Here’s how it functions: At the time customers make a order and want to recycle it, they indicator into their Supercircle account, which supports them with a shipping label and also the whereabouts of their piece soon after they send it in (aka, how it is really being recycled). And as an more layer of incentivisation, they also acquire a purchasing credit history into their account. “We created a tech process that assigns exclusive ID’s to each products,” describes Songer. “That assists us observe just about every item from the minute a customer decides to recycle it to when it will get recycled by a associate.”
When the know-how, sorting facility and recycling companions were established, Ahlum stressed the significance of obtaining makes to experience the rewards of turning out to be component of the recycling approach. “The amazing issue that we’re performing for the models that are becoming a member of the Supercircle system is that they are actually ready to get out of people feeds. Yarns, threads, textiles or in some instances, finished goods and that then makes a shut-loop solution.”
In banding jointly with like-minded brand names, the Supercircle workforce hope to locate toughness in numbers, alternatively than ready for coverage to capture up with incentivizing providers to be dependable about their waste. “There are no tax added benefits for recycling. You get nada — absolutely nothing. You can do tax publish-offs as a company if you never market some thing and you donate it, but as you know a large amount of donation streams are truly damaged. You get tax write-offs if you burn in certain nations around the world, but you have to have a certificate that you burned it and didn’t offer it,” states Songer. “We have talked to models a short while ago who made the determination to burn some of their inventory liability in get to get the tax generate-off alternatively than paying out us the fifty-thousand bucks to recycle it.” Supercircle aims to study course correct this and, in our job interview, alluded to finding extra included in coverage. As Songer places it: “We’re in no way heading to see mass improve if it does not affect the bottom line positively.”
Whilst the designers, founders and innovators above have paved the way to clear up important textile recycling challenges and excessive in the sector, there is definite buyer obligation that has to be factored into the equation. Emily Stochl, Director of Instruction and Community Engagement at Remake, an ethical fashion non-profit, and host of the Pre-Liked Podcast, weighs in on what is needed for customers to shift their imagining about textile recycling.
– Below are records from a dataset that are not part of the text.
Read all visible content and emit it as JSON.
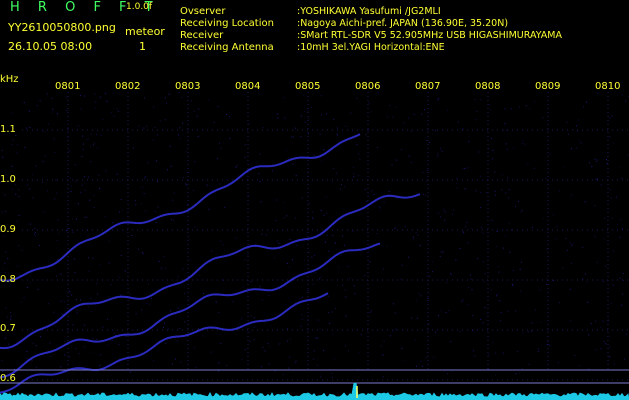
{
  "header": {
    "brand": "H R O F F T",
    "version": "1.0.0f",
    "filename": "YY2610050800.png",
    "datetime": "26.10.05 08:00",
    "meteor_label": "meteor",
    "meteor_count": "1"
  },
  "info": [
    {
      "key": "Ovserver",
      "value": ":YOSHIKAWA Yasufumi /JG2MLI"
    },
    {
      "key": "Receiving Location",
      "value": ":Nagoya Aichi-pref. JAPAN (136.90E, 35.20N)"
    },
    {
      "key": "Receiver",
      "value": ":SMart RTL-SDR V5 52.905MHz USB HIGASHIMURAYAMA"
    },
    {
      "key": "Receiving Antenna",
      "value": ":10mH 3el.YAGI Horizontal:ENE"
    }
  ],
  "axis": {
    "unit": "kHz",
    "freq_labels": [
      "1.1",
      "1.0",
      "0.9",
      "0.8",
      "0.7",
      "0.6"
    ],
    "time_labels": [
      "0801",
      "0802",
      "0803",
      "0804",
      "0805",
      "0806",
      "0807",
      "0808",
      "0809",
      "0810"
    ]
  },
  "colors": {
    "text": "#ffff33",
    "brand": "#40ff60",
    "trace": "#3a3aff",
    "grid": "#1a1a55",
    "bottom_trace": "#20e0ff"
  }
}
“People in the world north, generally with ample privilege and primarily the privilege of benefit about us just about every day form of think or hope and believe there was this environmentally friendly receptacle to dispose of goods and make them go absent.” According to the Ellen McArthur Foundation, world wide style profits are scheduled to increase fivefold by 2050, indicating models will go on to overproduce to meet up with soaring need, but customers even now require to command the ship. Stochl suggests the next: “Instead of inquiring the concern, the place do I go with that? What if we pushed ourselves to be the resourceful ones and how would that alter our way of thinking about the garments we interact with.” Remake’s #NoNewClothes campaign encourages contributors to pledge a 90-working day freeze consuming new clothing. “This is not meant to be a criticism of the unique person or the people today asking for greener recycling remedies,” emphasizes Stochl. Alternatively, it’s more critical to be critical of the devices and retain a fresh new frame of mind when it will come to consumption and 2nd act of what just one delivers into their existence.